As the central bank of the country the Reserve Bank of India performs both the traditional functions of a central bank and a variety of developmental ad promotional functions. The Reserve Bank of India Act, 1934, confers upon it the powers to act as note issuing authority, banker’s bank and banker to the Government.
Reserve Bank as Note Issuing Authority:
The currency of our Country consist of notes and coins (including subsidiary coins) issued by the Government of India and Bank notes issued by the Reserve Bank. As required by Section 38 of the Reserve Bank of India Act, Government puts into circulation one rupees coins and notes through Reserve bank only. The Reserve Bank has the sole right to issue bank notes in India. The notes issued by the Reserve Bank and the one rupee notes and coins issued by the government are unlimited legal tender. Reserve Bank also bears the responsibility of exchanging notes and coins into those of other denominations as required by the public.
As required by the Reserve Bank of India Act, the issues of notes and the general banking business of the Bank are undertaken by two separate departments of the Bank. The Issue Department is responsible for the issue of new notes. It keeps its assets which form the backing for the note issue, quite separate from the assets of the Banking Department.
The business of banking is undertaken by the banking Department which holds stock of currency with itself. Whenever necessary, the Banking department replenishes the stock of currency from the Issue department against equivalent transfer of eligible assets. Similarly, if the stock of currency with the banking department becomes surplus to its normal requirements, the excess is returned to the issue department in exchange of equivalent assets.
The assets of the Issue Department against bank notes are issued consist of the following, namely:
1. Gold coins and Bullion
2. Foreign securities
3. Rupee coins
4. Government of India rupee securities, and
5. The bills of exchange and promissory notes payable in India, which are eligible or purchase by the Bank.
The aggregate value of gold coins and bullion shall not at any time be less than Rs 115 crores and together with foreign securities (i.e. total of (1) and (2) above) not less than Rs 200 crores. The Reserve Bank, is also empowered to reduce its holding of foreign securities in the Issue Department to any lesser amount, with previous sanction of the Central Government.

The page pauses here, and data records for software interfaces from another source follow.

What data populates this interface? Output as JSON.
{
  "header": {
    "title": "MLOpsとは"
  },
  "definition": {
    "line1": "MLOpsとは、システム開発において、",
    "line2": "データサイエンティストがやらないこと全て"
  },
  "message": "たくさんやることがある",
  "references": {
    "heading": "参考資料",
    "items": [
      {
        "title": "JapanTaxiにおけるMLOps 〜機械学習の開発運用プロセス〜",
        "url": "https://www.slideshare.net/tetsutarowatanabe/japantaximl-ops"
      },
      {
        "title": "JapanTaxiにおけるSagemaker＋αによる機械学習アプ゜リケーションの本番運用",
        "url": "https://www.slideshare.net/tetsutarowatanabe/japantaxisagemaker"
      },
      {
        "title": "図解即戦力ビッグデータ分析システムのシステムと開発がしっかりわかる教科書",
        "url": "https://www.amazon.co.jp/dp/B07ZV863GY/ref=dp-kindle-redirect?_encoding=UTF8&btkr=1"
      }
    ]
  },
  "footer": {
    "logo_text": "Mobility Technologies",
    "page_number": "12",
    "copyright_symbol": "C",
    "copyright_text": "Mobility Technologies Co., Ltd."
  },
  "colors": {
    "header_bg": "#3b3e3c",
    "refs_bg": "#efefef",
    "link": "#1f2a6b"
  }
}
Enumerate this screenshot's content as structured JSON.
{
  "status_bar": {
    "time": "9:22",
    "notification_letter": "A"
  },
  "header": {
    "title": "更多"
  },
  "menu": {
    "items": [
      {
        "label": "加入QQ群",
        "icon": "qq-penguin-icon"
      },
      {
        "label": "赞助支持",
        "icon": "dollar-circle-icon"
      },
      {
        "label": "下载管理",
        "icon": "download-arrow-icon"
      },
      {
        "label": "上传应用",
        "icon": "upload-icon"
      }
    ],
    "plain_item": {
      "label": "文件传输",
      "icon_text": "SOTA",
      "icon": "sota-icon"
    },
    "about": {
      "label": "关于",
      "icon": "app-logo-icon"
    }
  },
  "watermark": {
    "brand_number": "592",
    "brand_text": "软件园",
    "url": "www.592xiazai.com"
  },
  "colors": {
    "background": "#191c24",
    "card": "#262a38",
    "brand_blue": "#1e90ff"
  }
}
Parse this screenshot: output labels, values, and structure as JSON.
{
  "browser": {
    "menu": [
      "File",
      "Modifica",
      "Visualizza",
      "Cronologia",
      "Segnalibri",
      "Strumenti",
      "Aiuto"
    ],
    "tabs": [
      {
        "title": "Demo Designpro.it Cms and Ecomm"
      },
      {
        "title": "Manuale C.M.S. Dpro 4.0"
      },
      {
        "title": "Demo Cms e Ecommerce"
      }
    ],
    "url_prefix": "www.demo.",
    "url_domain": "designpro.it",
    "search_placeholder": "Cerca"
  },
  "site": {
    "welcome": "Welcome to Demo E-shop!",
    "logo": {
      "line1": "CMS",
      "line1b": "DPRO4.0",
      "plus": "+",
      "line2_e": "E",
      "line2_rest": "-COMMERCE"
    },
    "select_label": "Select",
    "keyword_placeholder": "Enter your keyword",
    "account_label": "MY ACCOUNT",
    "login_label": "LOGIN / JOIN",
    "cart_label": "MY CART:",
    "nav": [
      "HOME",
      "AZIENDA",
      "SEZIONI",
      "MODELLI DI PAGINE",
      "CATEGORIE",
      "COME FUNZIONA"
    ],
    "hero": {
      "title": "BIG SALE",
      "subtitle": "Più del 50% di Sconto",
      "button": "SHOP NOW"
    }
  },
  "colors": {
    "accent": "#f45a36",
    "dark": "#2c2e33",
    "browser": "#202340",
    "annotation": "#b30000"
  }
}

Currency Chests: The Reserve Bank has made adequate administrative arrangements for undertaking the function of distribution of currency notes and coins. The issue Department has opened its offices in 10 leading cities for this purpose. Moreover, currency chests have been maintained all over the country to facilitate the expansion and contraction of currency in the country. Currency chests are receptacles (i.e. boxes or containers) in which stocks of new or re-issuable notes are stored along wit rupee coins. The currency chests and repositories are run by the Reserve Bank, State Bank and its subsidiaries, Public sector Banks and Government Treasuries and Sub-Treasuries. The stock of new notes is thus held in currency chests scattered over the entire country and maintained by the public sector banks in most of the cases. There are several advantages to the bank or the treasury maintaining a currency chest:
If its payments on a particular day exceed its own balance, it can immediately withdraw funds from the chest. Likewise, if the funds are in surplus it can deposit into it any such surplus funds. Thus the necessity for the physical transfer of cash at frequent intervals from one place to another is avoided. The Treasuries and bank branches work with relatively small balance.
The currency chests facilitate the exchange of rupees coins for notes and supply of notes of lower denomination for those of higher denominations and vice versa and also the issue of new notes for old and soled notes.
The currency chests also serve as the basis for providing remittance facilities to banks and the public.